Southport Pier and Clwyd

As the sun was going down there was sure to be something spectacular going on after a sunny day in Southport, despite gathering cloud. I had never really noticed this particular feature before – the Clwydian Hills of North Wales, emphasised by back lighting from the setting sun, framed by the picturesque structures of the Victorian pier.

Just wait for the walker to reach the centre and shoot… Shame about the bin.

Southport pier is the second longest in England, after Southend-on-Sea.

At Llandudno Pier

It is August 1877, and the newly constructed pier at Llandudno is opened, replacing an earlier wooden pier from 1858. The next year, steamboats ply their way between Llangollen and ports in North Wales, the North West of England and the Isle of Man. The venture proves so successful that the pier is widened and extended (1910), with a pavilion and a tramway. Throngs of people pay to enter and walk/ride up and down the pier, and attend concerts in the pavilion. Even in 1969, when the landing stage was rebuilt in concrete, Landudno was still known for its ferry trips to the Isle of Man.

The modern pier with the Little Orme in the background

Llandudno was one of many seaside resorts established in England and Wales with the coming of the railways. At 700 m in length, this is the longest pier in Wales and the fifth longest in England and Wales.

A walk down the pier to the pavilion is still popular today (featured image). The tramway, concerts and steamers are long gone. The ironwork and decking show signs of wear, but the structure is still sound, and the ‘entertainment’ is now mostly rather loud bars, ice cream and amusement arcades. But the air is fresh as ever, and the views stupendous.

The pavilion

On the way back you see the Grand Hotel silhouetted like an enormous pleasure liner against the mountains of Snowdonia.

The largest hotel in Wales opened in 1902, replacing an earlier hotel alongside the pier, an adjunct to the 1855 bath house. The evidently once-grand bath house is now just a skeleton ruin. The hotel is still in business, despite a period of ownership by Butlins (1981-1998).

And the pier is but one of the many attractions of Llandudno!

Middle of the pier

The central section of Southport’s pier offers photogenic opportunities, such as this one set against a bright late afternoon December sky. Clumps of marram grass and reflections in foreground puddles complete the picture.

The view in the opposite direction (northwards) can also be of interest.

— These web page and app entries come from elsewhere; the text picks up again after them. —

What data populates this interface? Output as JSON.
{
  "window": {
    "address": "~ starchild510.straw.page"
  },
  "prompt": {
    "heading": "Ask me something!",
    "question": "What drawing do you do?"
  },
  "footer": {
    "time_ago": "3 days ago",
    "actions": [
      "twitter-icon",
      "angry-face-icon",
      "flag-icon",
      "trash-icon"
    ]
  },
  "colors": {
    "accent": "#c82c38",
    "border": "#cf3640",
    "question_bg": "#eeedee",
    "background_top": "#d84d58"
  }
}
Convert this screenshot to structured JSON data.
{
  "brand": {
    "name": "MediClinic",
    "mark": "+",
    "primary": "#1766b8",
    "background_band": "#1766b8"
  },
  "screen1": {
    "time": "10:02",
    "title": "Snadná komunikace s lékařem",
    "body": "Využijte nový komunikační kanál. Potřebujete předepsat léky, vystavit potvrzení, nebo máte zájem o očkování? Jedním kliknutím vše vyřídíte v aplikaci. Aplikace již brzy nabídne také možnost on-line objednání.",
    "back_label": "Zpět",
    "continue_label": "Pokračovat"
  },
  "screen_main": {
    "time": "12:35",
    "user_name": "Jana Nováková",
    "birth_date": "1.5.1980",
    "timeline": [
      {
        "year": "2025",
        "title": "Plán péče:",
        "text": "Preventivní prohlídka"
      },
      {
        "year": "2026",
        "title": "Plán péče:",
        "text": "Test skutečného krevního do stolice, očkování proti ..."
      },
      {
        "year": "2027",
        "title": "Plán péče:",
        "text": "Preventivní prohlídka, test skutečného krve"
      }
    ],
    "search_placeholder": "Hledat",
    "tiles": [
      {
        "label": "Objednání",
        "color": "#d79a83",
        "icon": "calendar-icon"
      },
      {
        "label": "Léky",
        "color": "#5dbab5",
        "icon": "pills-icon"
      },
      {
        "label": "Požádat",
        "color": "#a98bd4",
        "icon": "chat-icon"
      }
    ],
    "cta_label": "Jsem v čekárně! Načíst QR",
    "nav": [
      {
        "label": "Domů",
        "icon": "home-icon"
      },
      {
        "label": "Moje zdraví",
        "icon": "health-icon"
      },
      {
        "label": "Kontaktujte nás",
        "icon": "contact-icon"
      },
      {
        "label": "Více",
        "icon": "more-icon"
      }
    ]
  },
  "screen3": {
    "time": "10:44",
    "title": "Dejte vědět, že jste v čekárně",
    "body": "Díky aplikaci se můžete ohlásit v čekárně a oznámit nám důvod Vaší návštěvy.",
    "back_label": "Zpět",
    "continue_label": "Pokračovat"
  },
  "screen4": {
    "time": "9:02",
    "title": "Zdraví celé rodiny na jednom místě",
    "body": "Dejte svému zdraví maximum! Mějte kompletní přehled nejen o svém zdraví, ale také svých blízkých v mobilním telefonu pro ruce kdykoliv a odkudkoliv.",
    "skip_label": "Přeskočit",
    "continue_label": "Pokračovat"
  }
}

Here the low sun catches the normally unremarkable buildings of Lytham St Annes on the Fylde coast, 5 miles away as the crow flies (or 34 miles by road, skirting around the Ribble estuary).

Southport pier 2

As child I was taken to the seaside at Southport on the few occasions we strayed from Lincolnshire, to stay with cousins on the other side of the country. An abiding memory is of the long walk down the pier and the tram you could take down the pier’s length to make the journey back easier. And then there was the question of the sea – it wasn’t always there, just miles and miles of beach.

Southport was created in the great Victorian railway/seaside resort boom, and very grand it was, too. Its pier, built in 1859, is the oldest iron pier in the country. At 3,635ft (once 4380ft) it is the second-longest in Great Britain, after that at Southend. In it’s heyday the pier was visited by steamers conveying tourists along the coast. By the 1920s increased silting meant steamers could no longer reach the pier, which fell into disrepair, until restored in the new millenium. The tramway recalled from my childhood ran in various forms until 2015, but the recent austerity meant it could not be maintained and the tram is now replaced by a little road train, which looks not bad on the featured photo.

The same silting in the water channel allowed for land reclamation, which is why some of the pier now runs over what is now dry land, reclaimed from the sea. This provided for the creation of the Marine Lake, now a very good location for paddleboarding.

Of course, the pier can be relied on as the foreground to some great sky photographs, but most usually with a base of sand rather than sea.

 

 

Southport pier

I tried a number of shots to get a good photograph of Southport pier. By far the best was this wide angle one taking in lots of sea and sand, reducing the pier itself to seeming insignificance.

The few breaks in the cloud, which is lit by low late afternoon sun, give colour in what might otherwise be almost a monotone picture.

You can see Blackpool tower on the horizon to the left of the pier.